■ Work task: Among the lines of the records below, copy those that hold the word "object".

□ □ □ □ □

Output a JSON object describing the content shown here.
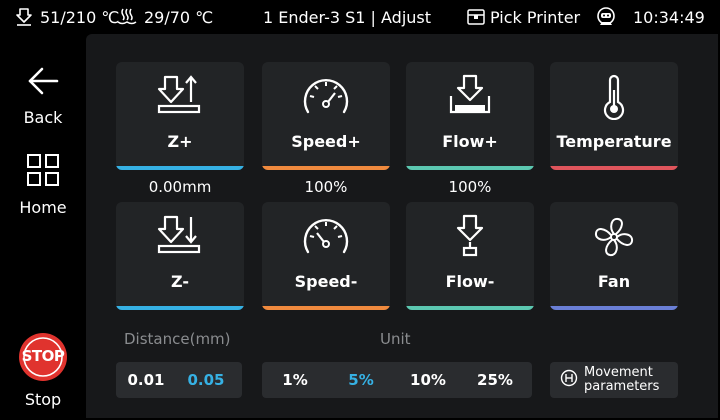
{
  "status": {
    "nozzle_temp": "51/210 ℃",
    "bed_temp": "29/70 ℃",
    "title": "1 Ender-3 S1 | Adjust",
    "pick_printer": "Pick Printer",
    "time": "10:34:49"
  },
  "sidebar": {
    "back_label": "Back",
    "home_label": "Home",
    "stop_label": "Stop",
    "stop_icon_text": "STOP"
  },
  "tiles": {
    "z_up": {
      "label": "Z+",
      "value": "0.00mm",
      "icon": "z-up-icon",
      "color": "#36b1e4"
    },
    "speed_up": {
      "label": "Speed+",
      "value": "100%",
      "icon": "speedometer-icon",
      "color": "#f08a3e"
    },
    "flow_up": {
      "label": "Flow+",
      "value": "100%",
      "icon": "flow-up-icon",
      "color": "#5cc8b1"
    },
    "temperature": {
      "label": "Temperature",
      "icon": "thermometer-icon",
      "color": "#e0555c"
    },
    "z_down": {
      "label": "Z-",
      "icon": "z-down-icon",
      "color": "#36b1e4"
    },
    "speed_down": {
      "label": "Speed-",
      "icon": "speedometer-icon",
      "color": "#f08a3e"
    },
    "flow_down": {
      "label": "Flow-",
      "icon": "flow-down-icon",
      "color": "#5cc8b1"
    },
    "fan": {
      "label": "Fan",
      "icon": "fan-icon",
      "color": "#6a7fd6"
    }
  },
  "distance": {
    "title": "Distance(mm)",
    "options": [
      "0.01",
      "0.05"
    ],
    "selected": "0.05"
  },
  "unit": {
    "title": "Unit",
    "options": [
      "1%",
      "5%",
      "10%",
      "25%"
    ],
    "selected": "5%"
  },
  "movement": {
    "line1": "Movement",
    "line2": "parameters"
  },
  "colors": {
    "accent_selected": "#36b1e4",
    "stop_red": "#e0332e"
  }
}
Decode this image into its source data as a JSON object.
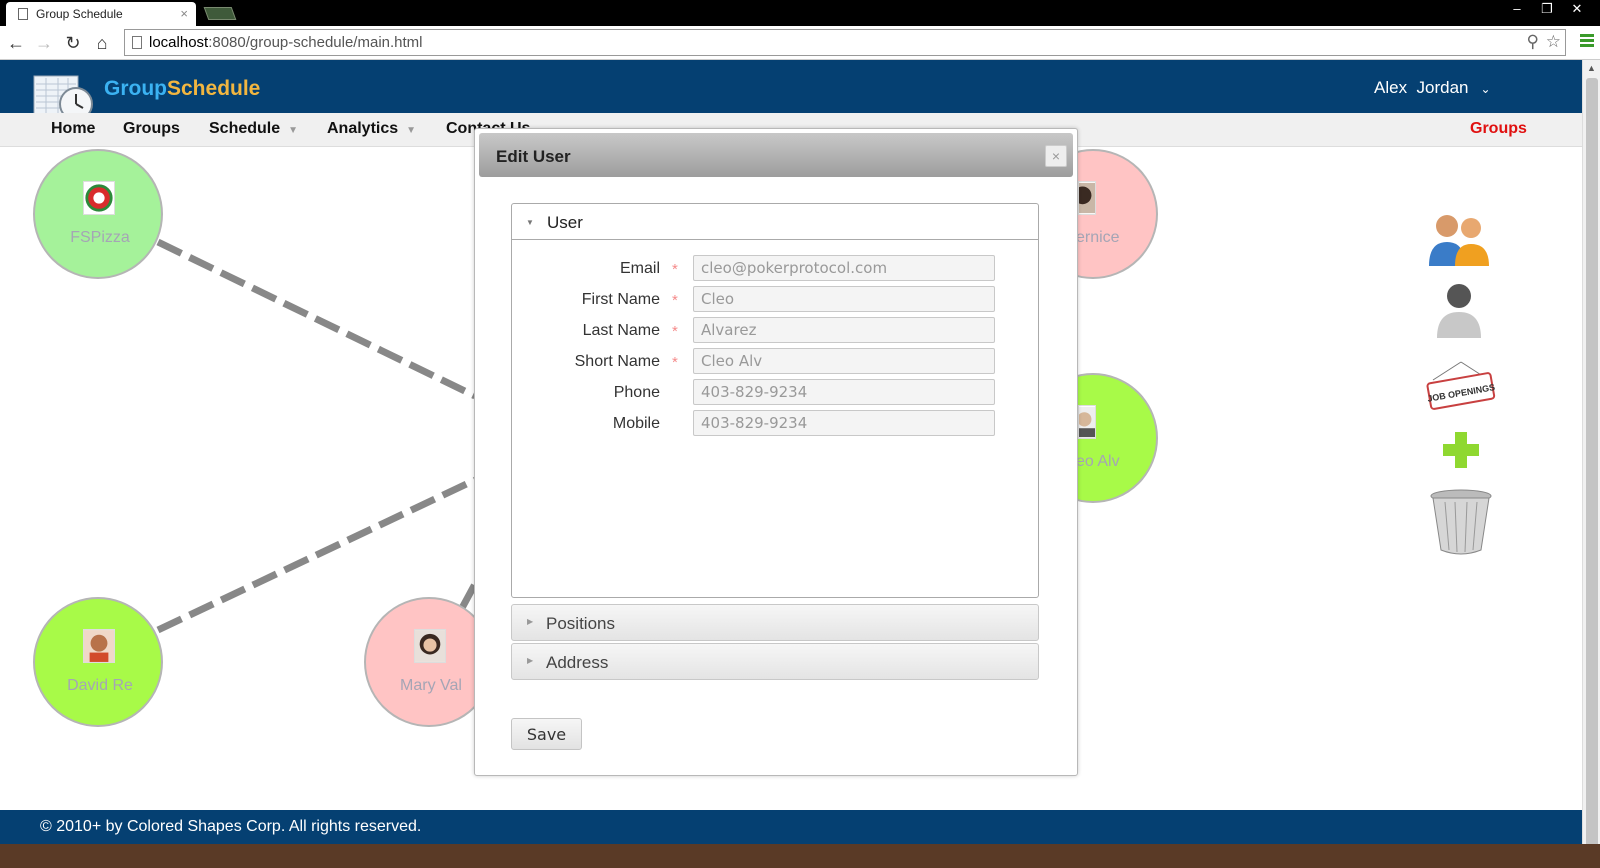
{
  "browser": {
    "tab_title": "Group Schedule",
    "tab_close": "×",
    "url_host": "localhost",
    "url_rest": ":8080/group-schedule/main.html",
    "window_buttons": [
      "–",
      "❐",
      "✕"
    ]
  },
  "header": {
    "brand_part1": "Group",
    "brand_part2": "Schedule",
    "user_name": "Alex  Jordan",
    "brand_color_1": "#3bb2f2",
    "brand_color_2": "#f2b640",
    "header_bg": "#054072"
  },
  "menu": {
    "items": [
      "Home",
      "Groups",
      "Schedule",
      "Analytics",
      "Contact Us"
    ],
    "right_link": "Groups"
  },
  "nodes": [
    {
      "label": "FSPizza",
      "color": "#a5f29a"
    },
    {
      "label": "ernice",
      "color": "#ffc4c4"
    },
    {
      "label": "eo Alv",
      "color": "#a8fa48"
    },
    {
      "label": "David Re",
      "color": "#a8fa48"
    },
    {
      "label": "Mary Val",
      "color": "#ffc4c4"
    }
  ],
  "side_icons": [
    "groups-icon",
    "user-icon",
    "job-openings-icon",
    "add-icon",
    "trash-icon"
  ],
  "side_sign_text": "JOB OPENINGS",
  "modal": {
    "title": "Edit User",
    "close": "×",
    "sections": {
      "user": "User",
      "positions": "Positions",
      "address": "Address"
    },
    "fields": [
      {
        "label": "Email",
        "required": true,
        "value": "cleo@pokerprotocol.com"
      },
      {
        "label": "First Name",
        "required": true,
        "value": "Cleo"
      },
      {
        "label": "Last Name",
        "required": true,
        "value": "Alvarez"
      },
      {
        "label": "Short Name",
        "required": true,
        "value": "Cleo Alv"
      },
      {
        "label": "Phone",
        "required": false,
        "value": "403-829-9234"
      },
      {
        "label": "Mobile",
        "required": false,
        "value": "403-829-9234"
      }
    ],
    "required_mark": "*",
    "save_label": "Save"
  },
  "footer": {
    "text": "© 2010+ by Colored Shapes Corp. All rights reserved."
  }
}
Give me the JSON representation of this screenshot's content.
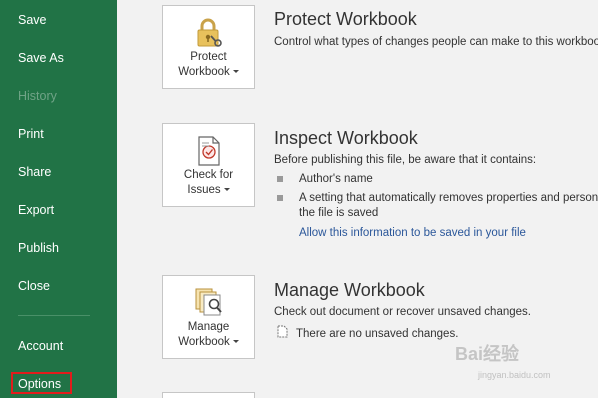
{
  "sidebar": {
    "items": [
      {
        "label": "Save"
      },
      {
        "label": "Save As"
      },
      {
        "label": "History"
      },
      {
        "label": "Print"
      },
      {
        "label": "Share"
      },
      {
        "label": "Export"
      },
      {
        "label": "Publish"
      },
      {
        "label": "Close"
      },
      {
        "label": "Account"
      },
      {
        "label": "Options"
      }
    ]
  },
  "sections": {
    "protect": {
      "icon": "lock-icon",
      "button_line1": "Protect",
      "button_line2": "Workbook",
      "title": "Protect Workbook",
      "description": "Control what types of changes people can make to this workbook."
    },
    "inspect": {
      "icon": "inspect-document-icon",
      "button_line1": "Check for",
      "button_line2": "Issues",
      "title": "Inspect Workbook",
      "description": "Before publishing this file, be aware that it contains:",
      "bullets": [
        {
          "line1": "Author's name",
          "line2": ""
        },
        {
          "line1": "A setting that automatically removes properties and personal information when",
          "line2": "the file is saved"
        }
      ],
      "link": "Allow this information to be saved in your file"
    },
    "manage": {
      "icon": "manage-versions-icon",
      "button_line1": "Manage",
      "button_line2": "Workbook",
      "title": "Manage Workbook",
      "description": "Check out document or recover unsaved changes.",
      "status": "There are no unsaved changes."
    }
  },
  "watermark": {
    "text": "Bai经验",
    "sub": "jingyan.baidu.com"
  },
  "colors": {
    "sidebar_bg": "#217346",
    "link": "#2b579a",
    "highlight_border": "#e21c1c"
  }
}
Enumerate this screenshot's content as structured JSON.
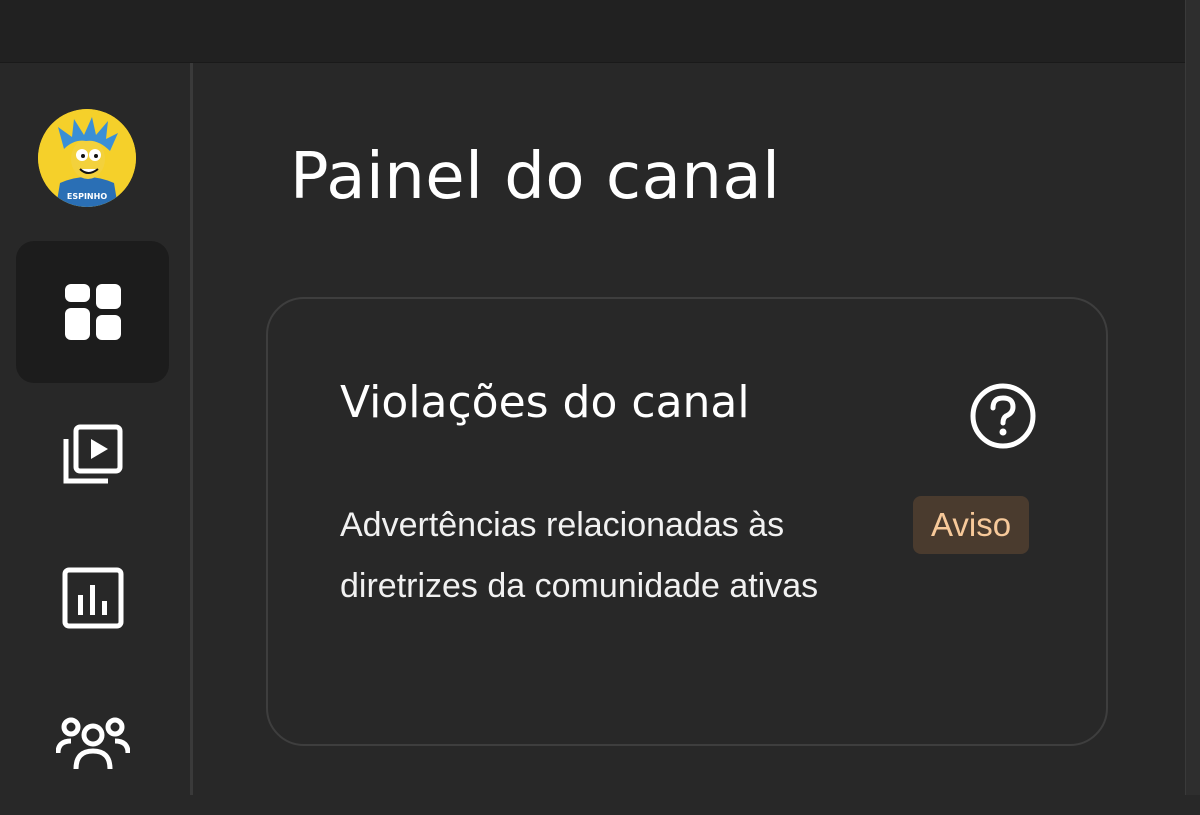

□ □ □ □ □

■ Written response:
Output a JSON object describing the content shown here.
Decode this image into its source data as a JSON object.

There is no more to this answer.